[TASK] Every line below that carries the word "students" needs to be copied.
Start of SUPPLIED MATERIAL
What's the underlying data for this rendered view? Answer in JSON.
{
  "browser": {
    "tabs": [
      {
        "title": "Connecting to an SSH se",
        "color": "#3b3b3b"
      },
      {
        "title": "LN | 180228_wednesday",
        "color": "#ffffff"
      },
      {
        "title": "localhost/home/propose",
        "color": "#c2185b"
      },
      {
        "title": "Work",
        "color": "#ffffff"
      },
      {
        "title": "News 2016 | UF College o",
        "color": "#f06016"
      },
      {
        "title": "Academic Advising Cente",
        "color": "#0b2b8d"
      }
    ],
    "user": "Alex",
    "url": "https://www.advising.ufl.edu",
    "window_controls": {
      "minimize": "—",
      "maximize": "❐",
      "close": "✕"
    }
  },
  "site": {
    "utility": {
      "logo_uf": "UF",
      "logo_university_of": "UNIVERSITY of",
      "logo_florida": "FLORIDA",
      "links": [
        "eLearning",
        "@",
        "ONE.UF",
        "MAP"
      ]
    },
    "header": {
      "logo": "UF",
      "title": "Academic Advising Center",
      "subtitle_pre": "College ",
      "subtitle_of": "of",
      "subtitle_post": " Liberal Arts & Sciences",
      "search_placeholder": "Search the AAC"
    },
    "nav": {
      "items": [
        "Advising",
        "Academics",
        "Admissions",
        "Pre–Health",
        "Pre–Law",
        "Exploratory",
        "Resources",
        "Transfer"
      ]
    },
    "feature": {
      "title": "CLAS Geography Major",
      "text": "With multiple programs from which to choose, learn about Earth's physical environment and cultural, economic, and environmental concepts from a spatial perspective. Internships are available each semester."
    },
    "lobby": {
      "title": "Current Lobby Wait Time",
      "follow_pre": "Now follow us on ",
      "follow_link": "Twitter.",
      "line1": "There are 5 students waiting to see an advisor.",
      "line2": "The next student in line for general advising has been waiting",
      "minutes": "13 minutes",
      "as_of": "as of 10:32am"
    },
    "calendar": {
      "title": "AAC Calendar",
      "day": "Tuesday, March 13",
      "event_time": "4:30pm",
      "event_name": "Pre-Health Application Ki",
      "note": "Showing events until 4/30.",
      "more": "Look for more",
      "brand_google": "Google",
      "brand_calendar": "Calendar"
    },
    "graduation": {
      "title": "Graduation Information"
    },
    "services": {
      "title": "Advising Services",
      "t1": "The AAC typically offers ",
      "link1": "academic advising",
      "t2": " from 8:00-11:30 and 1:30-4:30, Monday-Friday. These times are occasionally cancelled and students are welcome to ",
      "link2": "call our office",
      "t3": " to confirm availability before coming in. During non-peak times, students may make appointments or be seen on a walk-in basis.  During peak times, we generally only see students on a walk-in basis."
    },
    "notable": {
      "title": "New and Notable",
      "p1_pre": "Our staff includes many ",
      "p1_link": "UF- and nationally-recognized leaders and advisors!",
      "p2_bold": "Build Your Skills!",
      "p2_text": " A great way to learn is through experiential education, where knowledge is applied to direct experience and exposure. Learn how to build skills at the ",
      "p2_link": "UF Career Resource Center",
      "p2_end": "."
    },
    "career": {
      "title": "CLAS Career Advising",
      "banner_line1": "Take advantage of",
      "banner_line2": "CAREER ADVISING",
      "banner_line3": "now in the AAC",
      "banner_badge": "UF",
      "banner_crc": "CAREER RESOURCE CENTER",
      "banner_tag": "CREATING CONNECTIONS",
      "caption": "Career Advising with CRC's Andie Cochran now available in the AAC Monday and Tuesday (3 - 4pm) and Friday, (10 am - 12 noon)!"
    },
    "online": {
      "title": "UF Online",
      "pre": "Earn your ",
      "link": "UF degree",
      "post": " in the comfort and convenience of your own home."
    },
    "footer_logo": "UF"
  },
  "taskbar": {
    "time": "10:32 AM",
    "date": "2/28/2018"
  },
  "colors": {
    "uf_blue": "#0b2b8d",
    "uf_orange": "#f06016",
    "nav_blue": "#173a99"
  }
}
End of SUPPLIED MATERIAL
[WRITTEN RESPONSE]
      "line1": "There are 5 students waiting to see an advisor.",
      "t2": " from 8:00-11:30 and 1:30-4:30, Monday-Friday. These times are occasionally cancelled and students are welcome to ",
      "t3": " to confirm availability before coming in. During non-peak times, students may make appointments or be seen on a walk-in basis.  During peak times, we generally only see students on a walk-in basis."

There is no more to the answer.